Friday, July 17, 2009

What it is like to have a child with a disability – retold by me.

What it is like to have a child with a disability – retold by me.

You are so excited, this spring you and your closest friends are going to Paris. You have spent months preparing; learning the language, reading books, shopping for all the right clothes, looking through pictures with your friends of their prior trips (some of them have been there before, but this is your first time). You board the plane, excited yet nervous – this is your biggest adventure yet. The plane starts it’s decent, the captain gets on the speaker and says those magical words: WELCOME TO DENMARK.

Denmark? All your friends go on to Paris and you are stuck in Denmark. At first you are sad, and then you become mad. But when you take a moment to look around, you realize that Denmark is beautiful. You keep in touch with your friends in Paris, but they don’t really understand. You meet new friends; some have been in Denmark for a long time and help show you around. They show you the places to go, where to see the best sights, how to find your way without getting lost. After a short time, new arrivals come and turn to you for guidance.

Sometimes you get sad to realize you will always be in Denmark, this trip was a one way ticket. But then you remind yourself of all that Denmark has to offer that you cannot find anywhere else. You realize that you wouldn’t trade it for the world

When I heard someone tell this story a few years back, I thought: WOW. That sums it up exactly. If life has led you down an unexpected road that you cannot change – hang on and enjoy the ride.

Tuesday, July 14, 2009


OK, so at the end of this post you are going to say to yourself: that was way too much information.
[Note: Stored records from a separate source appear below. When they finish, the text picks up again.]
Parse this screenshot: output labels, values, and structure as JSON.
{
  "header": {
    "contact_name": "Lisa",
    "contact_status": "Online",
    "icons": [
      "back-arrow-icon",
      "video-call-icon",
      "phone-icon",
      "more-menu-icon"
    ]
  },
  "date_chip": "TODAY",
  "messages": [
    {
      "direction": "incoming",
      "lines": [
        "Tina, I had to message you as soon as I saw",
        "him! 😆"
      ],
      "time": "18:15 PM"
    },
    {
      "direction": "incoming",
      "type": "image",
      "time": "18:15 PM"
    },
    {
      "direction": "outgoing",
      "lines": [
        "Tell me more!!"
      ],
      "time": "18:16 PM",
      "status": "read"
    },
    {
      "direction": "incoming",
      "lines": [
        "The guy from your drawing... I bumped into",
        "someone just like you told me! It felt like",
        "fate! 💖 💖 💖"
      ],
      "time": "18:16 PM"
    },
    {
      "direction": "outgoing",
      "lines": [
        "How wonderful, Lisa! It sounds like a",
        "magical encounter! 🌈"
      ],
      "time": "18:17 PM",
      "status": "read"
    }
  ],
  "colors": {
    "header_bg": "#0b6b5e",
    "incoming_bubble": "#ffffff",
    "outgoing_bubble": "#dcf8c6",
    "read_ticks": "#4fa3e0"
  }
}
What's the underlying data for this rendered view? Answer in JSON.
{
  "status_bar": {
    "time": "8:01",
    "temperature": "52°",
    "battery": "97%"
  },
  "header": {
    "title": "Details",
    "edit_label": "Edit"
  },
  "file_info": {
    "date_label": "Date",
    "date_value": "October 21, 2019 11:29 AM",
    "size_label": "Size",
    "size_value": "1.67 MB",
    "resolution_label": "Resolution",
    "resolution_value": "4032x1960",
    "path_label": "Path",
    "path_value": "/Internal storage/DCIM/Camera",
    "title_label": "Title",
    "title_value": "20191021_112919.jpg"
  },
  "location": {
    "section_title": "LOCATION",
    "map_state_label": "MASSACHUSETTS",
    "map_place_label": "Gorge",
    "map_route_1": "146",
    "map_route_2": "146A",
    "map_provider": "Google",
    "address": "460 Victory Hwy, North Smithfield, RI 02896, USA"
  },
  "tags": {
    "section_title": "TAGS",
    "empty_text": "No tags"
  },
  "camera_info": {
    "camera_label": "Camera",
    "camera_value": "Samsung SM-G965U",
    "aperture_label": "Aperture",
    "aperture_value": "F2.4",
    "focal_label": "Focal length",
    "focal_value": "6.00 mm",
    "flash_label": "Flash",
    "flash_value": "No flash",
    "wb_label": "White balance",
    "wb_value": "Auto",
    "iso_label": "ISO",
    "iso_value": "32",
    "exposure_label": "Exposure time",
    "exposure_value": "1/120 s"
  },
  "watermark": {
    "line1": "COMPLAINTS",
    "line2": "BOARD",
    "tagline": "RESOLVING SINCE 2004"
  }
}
Kathryn is smart. She may say few words spontaneously, but behind those big brown eyes, there is a brain that is ALWAYS working! She has a strange sense of ‘if this, then that’. Example: When I walk in the door, I don’t get a “hi Mom”, I get “Bra off, bra off, bra off.” “Change shirt, bra off!” A bit strange? Not at all. You see, Kathryn notices many things: she notices if you put the jelly on the bread before the peanut butter (you’ll only make that mistake once). She notices if you are using the wrong pillow on your side of the bed (and she will rip it out from under your head to correct it). She notices if you skip a page when reading Dr. Seuss to her (at which point you have to start over). But what Kathryn notices the most is that mommy will never, ever leave the house without a bra on. I may go out with no makeup, even with no shoes, but will never go out with no bra. It is common for her to sporadically look under my shirt to make sure I didn’t put one on when she wasn’t looking. It’s just her way of telling me that she loves me and wants me to stay home with her.